A Japanese craftsman at work – photograph courtesy of Igarashi Junya

Japan House London presents The Carpenters’ Line: Woodworking Heritage in Hida Takayama, an exhibition exploring the art of master woodworking from Japan’s well-known woodworking region.

The exhibition celebrates the essence of Japanese craftsmanship through the story of an enduring woodworking heritage cultivated in the densely forested Hida region of Gifu Prefecture in central Japan. From the raw materials of the Hida forests and tools developed to work them, to the involvement of Hida craftsmanship in global furniture design of today, visitors to the exhibition will be immersed in extraordinary craftworking legacy.

The city of Takayama in Gifu Prefecture has maintained a vibrant woodworking tradition for over 1,300 years, developing, in that time, an international reputation for its highly skilled carpenters.

First recorded in the eighth century CE, the woodworking skills of these craftspeople were provided to the imperial capital in place of taxation, such was the importance placed upon the carpentry techniques originating in Hida. It was the extraordinary skill of these Hida craftspeople that built many of the famous shrines and temples still seen in the ancient capitals of Nara and Kyoto today.

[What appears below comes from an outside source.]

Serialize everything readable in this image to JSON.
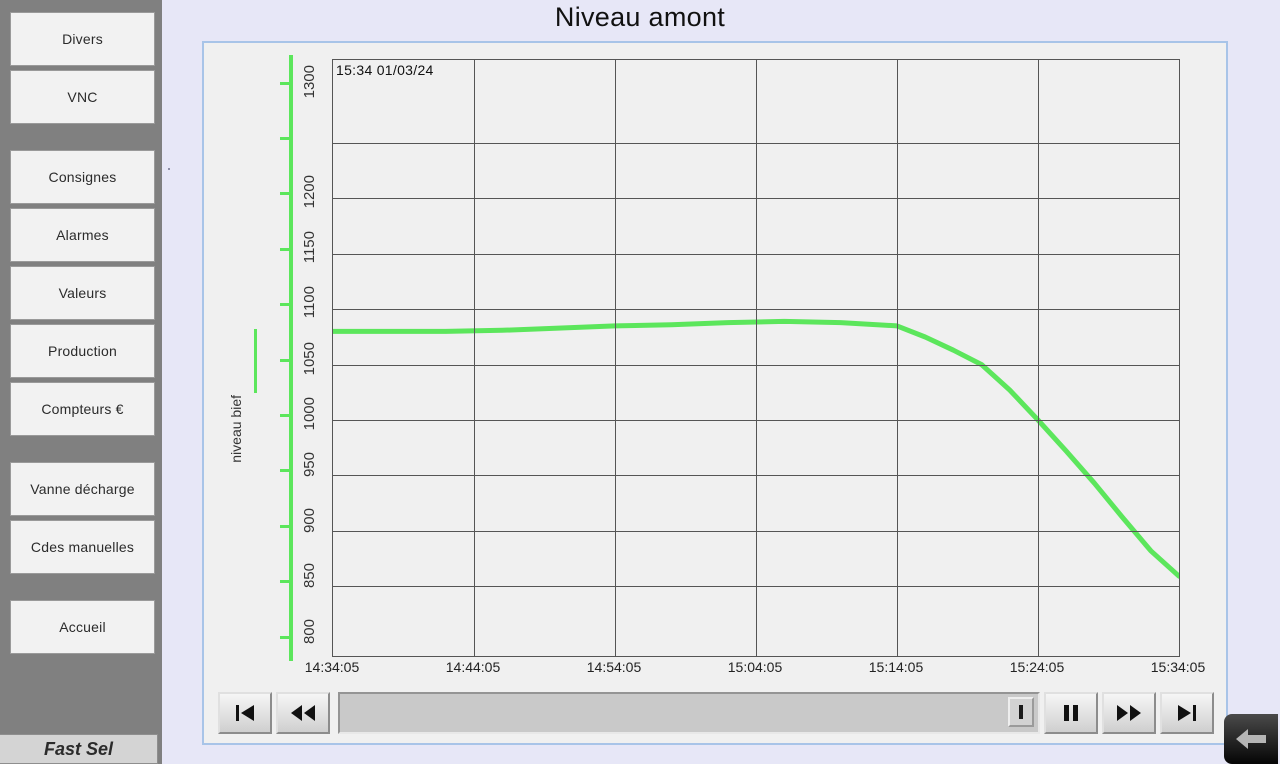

Today, the practice of woodworking still thrives in Hida, with internationally renowned workshops well known for their collaborations with international designers, the results of which can be seen in museum collections across the globe.


Visitors to The Carpenters’ Line will encounter a series of installations demonstrating the legacy of skill and innovation that runs as a continuous strand through Hida’s woodworking history, including:

* Woodcraft techniques and materials: From ichii ittō-bori, or sculptures carved from Japanese yew and mageki (wood bending), a vital element of contemporary furniture making, to latticework and masterful joining techniques, Materials and techniques from this region of Japan will be highlighted, through video, displays, and a rich variety of exhibits.

* Technology and innovation: Shining a spotlight on where centuries of tradition meet new technology, maintaining working lifestyles while adapting to new methods of manufacture. Hida boasts a design legacy of excellence that continues to this day as exemplified by makers such as celebrated furniture manufacturer Hida Sangyō.

* Products: For hundreds of years, products from Hida have embodied beauty and utility both in Japan and more recently further afield. Visitors can admire delicate Hida-shunkei lacquerware, intricate kumiko latticework, and the culmination of several craft techniques in an example of a yatai. Yatai are large, ornate festival floats that are paraded around the town the spectacular Takayama Festival, which takes place twice a year in spring and autumn.

* People: This exhibition focuss on the skills and lives of those people whose livelihoods have depended, and still depend, on working with the natural materials of their local environment. Visitors can connect with the people aurally by listening to the stirring medeta, a celebratory song sung by residents of the Hida region, as well as through soundscapes that allow the visitor to inhabit the world of the craftspeople.

Japan House London, 101-111 Kensington High Street, London W8 5SA
WHEN: The exhibition runs from 29 September 2022 to 29 January 2023